TASK OBJECTIVE -
State the number of lines in the records beneath that hold the word "chevron", and add nothing.

== Segment start ==

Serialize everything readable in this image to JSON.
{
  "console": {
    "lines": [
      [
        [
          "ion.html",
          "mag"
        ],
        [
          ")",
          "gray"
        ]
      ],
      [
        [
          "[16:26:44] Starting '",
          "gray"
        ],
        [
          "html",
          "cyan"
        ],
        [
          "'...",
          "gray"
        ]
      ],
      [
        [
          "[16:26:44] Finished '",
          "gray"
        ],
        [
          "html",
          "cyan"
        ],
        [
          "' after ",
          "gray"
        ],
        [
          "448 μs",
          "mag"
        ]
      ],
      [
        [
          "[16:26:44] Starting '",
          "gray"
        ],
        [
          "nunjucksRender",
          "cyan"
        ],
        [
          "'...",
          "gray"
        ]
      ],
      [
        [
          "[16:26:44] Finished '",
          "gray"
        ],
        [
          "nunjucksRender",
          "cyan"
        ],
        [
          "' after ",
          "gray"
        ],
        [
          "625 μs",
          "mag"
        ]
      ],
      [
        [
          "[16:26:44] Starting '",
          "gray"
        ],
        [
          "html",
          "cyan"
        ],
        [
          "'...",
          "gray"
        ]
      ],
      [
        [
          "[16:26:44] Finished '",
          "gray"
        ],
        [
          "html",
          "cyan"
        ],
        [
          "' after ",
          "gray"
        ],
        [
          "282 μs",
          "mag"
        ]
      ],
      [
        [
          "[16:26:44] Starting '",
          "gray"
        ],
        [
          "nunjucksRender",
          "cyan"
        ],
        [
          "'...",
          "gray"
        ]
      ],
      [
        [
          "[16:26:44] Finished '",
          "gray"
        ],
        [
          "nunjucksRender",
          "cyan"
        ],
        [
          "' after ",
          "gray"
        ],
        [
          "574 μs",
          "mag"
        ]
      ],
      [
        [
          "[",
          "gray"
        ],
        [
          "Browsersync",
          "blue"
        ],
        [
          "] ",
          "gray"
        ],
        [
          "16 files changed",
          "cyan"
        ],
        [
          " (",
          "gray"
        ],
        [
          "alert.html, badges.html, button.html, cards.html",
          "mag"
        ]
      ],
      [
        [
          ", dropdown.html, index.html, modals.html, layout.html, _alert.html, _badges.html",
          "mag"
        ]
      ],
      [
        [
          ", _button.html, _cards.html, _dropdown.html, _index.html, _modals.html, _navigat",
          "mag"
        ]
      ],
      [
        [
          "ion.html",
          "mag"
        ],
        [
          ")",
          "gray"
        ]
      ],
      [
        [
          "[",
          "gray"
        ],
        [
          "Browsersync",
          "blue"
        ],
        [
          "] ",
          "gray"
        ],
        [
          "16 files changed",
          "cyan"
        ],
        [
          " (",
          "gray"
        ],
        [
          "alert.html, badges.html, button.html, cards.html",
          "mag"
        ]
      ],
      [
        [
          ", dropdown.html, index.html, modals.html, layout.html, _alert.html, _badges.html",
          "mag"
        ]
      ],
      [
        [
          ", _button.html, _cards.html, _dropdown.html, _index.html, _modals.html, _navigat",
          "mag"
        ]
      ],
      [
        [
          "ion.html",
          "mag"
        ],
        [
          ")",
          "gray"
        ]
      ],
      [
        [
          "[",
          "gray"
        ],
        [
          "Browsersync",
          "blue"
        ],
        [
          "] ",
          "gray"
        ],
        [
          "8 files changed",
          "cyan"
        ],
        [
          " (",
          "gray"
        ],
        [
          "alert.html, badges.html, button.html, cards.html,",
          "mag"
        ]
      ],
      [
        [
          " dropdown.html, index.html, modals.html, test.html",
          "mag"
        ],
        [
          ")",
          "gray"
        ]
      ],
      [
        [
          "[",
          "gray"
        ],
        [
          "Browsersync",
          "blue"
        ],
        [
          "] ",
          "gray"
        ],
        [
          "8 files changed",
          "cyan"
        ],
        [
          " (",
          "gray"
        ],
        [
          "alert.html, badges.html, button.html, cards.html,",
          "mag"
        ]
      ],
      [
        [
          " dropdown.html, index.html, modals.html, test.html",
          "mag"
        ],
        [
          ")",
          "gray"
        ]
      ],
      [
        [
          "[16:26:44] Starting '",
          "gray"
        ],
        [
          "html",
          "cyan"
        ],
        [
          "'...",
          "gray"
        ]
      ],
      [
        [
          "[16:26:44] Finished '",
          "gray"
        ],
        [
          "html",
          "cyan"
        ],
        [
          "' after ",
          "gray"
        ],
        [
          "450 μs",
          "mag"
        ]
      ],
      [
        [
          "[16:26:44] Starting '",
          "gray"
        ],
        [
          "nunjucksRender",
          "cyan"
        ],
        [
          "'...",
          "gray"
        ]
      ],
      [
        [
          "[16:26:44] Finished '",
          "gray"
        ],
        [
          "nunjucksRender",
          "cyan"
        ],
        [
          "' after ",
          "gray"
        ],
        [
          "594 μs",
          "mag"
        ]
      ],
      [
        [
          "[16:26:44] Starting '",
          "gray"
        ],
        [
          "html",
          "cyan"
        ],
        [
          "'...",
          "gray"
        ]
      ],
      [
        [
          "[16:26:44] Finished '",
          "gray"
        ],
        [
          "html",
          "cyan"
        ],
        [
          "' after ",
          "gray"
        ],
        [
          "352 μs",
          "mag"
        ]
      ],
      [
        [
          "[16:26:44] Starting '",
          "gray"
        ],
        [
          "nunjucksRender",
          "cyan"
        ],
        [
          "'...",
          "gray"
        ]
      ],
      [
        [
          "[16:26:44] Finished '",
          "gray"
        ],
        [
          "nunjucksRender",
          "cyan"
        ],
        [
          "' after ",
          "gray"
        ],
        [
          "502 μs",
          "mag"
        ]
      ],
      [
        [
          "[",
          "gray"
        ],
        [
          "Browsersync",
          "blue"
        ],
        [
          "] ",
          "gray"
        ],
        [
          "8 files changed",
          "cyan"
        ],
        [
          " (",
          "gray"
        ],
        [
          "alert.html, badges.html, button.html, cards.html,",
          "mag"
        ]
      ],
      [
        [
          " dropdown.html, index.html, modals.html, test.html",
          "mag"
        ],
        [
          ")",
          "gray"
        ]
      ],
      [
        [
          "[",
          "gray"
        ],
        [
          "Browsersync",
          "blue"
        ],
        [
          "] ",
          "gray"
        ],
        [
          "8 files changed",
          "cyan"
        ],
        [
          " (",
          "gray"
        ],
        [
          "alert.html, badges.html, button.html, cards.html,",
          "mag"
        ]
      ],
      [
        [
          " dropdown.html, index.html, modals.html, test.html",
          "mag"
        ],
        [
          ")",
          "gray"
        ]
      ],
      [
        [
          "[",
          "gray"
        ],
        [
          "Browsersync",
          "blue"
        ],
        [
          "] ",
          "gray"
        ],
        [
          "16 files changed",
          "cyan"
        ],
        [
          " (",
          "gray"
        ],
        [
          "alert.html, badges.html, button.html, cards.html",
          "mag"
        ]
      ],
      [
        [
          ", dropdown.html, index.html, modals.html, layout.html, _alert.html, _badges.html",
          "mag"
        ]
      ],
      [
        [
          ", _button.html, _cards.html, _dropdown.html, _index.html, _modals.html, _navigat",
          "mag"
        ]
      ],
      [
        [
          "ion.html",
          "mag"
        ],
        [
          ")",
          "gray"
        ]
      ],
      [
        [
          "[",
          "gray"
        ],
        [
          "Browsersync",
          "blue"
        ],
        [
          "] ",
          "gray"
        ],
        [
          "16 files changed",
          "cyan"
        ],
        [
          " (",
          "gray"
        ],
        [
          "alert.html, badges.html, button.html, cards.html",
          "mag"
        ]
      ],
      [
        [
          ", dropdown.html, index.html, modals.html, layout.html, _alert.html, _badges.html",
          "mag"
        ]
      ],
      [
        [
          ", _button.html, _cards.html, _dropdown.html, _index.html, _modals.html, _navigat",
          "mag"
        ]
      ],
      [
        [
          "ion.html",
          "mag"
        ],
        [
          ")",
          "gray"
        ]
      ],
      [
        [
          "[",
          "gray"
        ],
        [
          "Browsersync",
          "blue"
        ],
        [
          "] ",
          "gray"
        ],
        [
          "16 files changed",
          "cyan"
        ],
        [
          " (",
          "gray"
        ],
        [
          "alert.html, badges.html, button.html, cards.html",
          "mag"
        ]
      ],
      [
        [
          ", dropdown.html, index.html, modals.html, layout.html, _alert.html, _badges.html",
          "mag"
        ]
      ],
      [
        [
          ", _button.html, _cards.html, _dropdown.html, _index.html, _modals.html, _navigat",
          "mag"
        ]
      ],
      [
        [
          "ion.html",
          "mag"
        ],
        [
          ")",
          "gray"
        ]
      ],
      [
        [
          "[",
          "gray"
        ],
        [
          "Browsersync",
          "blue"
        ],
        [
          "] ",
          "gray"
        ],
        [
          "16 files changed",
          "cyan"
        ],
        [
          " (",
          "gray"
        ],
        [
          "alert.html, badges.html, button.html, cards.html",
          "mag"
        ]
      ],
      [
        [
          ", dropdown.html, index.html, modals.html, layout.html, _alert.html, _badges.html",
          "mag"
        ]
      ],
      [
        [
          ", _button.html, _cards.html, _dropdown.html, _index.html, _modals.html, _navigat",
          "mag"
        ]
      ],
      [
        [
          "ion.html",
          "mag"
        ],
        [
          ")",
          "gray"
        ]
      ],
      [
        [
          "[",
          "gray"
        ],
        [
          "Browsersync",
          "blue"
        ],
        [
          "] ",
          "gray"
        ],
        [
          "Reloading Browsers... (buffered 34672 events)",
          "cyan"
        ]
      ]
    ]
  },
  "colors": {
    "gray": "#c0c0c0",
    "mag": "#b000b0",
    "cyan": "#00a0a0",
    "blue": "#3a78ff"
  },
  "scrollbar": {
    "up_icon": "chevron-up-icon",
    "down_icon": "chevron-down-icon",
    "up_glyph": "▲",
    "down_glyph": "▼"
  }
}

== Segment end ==
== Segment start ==

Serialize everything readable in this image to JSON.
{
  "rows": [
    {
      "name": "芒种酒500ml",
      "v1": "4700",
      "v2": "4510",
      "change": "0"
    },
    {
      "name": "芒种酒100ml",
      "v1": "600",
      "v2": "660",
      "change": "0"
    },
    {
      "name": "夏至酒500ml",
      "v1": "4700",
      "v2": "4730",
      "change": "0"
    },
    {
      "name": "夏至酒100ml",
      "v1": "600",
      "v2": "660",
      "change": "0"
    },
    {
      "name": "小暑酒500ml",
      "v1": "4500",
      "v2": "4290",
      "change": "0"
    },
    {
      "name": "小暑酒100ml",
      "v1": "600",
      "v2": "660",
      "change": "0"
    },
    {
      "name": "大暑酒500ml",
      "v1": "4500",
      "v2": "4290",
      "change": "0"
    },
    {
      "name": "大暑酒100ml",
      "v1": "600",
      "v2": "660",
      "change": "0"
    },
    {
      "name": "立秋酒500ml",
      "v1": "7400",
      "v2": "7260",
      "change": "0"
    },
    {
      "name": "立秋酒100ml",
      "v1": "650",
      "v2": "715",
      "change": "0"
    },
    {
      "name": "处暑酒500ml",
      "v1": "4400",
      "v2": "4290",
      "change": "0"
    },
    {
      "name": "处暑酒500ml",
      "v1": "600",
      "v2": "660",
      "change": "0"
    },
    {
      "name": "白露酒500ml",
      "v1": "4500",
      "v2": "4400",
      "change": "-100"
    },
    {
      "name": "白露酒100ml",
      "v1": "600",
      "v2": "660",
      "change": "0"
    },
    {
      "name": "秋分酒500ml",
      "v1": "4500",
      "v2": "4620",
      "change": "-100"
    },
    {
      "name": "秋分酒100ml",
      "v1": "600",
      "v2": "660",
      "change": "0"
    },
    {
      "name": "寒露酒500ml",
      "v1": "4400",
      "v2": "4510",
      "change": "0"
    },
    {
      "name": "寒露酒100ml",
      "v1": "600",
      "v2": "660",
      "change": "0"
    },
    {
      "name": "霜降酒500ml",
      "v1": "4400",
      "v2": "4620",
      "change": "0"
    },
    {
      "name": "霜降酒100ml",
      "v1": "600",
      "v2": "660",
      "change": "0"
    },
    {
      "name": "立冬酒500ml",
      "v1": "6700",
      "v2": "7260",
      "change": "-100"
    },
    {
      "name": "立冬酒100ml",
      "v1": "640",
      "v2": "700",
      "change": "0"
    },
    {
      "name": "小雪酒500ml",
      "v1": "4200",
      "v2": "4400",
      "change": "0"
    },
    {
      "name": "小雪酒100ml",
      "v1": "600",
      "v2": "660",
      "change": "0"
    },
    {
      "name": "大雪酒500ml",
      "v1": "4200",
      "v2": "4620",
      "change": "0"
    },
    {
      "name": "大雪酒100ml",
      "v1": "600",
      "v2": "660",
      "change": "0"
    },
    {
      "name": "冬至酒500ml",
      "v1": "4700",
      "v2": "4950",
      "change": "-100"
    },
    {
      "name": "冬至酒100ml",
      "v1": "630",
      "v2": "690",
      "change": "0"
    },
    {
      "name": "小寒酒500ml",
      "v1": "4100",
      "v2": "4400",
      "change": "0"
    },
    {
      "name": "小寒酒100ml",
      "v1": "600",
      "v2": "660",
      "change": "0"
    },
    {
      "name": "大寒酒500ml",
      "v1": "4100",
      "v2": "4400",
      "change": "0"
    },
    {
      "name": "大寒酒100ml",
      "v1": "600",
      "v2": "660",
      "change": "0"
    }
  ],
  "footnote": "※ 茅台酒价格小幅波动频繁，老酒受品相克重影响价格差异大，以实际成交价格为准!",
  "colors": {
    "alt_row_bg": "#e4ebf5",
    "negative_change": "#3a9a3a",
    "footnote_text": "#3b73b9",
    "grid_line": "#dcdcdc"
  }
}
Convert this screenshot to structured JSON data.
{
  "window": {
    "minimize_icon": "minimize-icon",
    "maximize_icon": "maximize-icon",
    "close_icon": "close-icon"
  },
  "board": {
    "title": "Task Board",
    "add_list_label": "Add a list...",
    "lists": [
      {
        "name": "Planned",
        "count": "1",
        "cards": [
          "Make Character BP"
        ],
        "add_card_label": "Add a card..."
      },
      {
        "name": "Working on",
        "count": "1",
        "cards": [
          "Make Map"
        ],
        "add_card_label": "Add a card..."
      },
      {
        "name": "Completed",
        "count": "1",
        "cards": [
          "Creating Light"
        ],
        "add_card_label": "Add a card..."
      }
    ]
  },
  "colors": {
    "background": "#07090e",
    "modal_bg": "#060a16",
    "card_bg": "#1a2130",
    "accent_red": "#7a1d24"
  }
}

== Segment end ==

EXERCISE SOLUTION -
2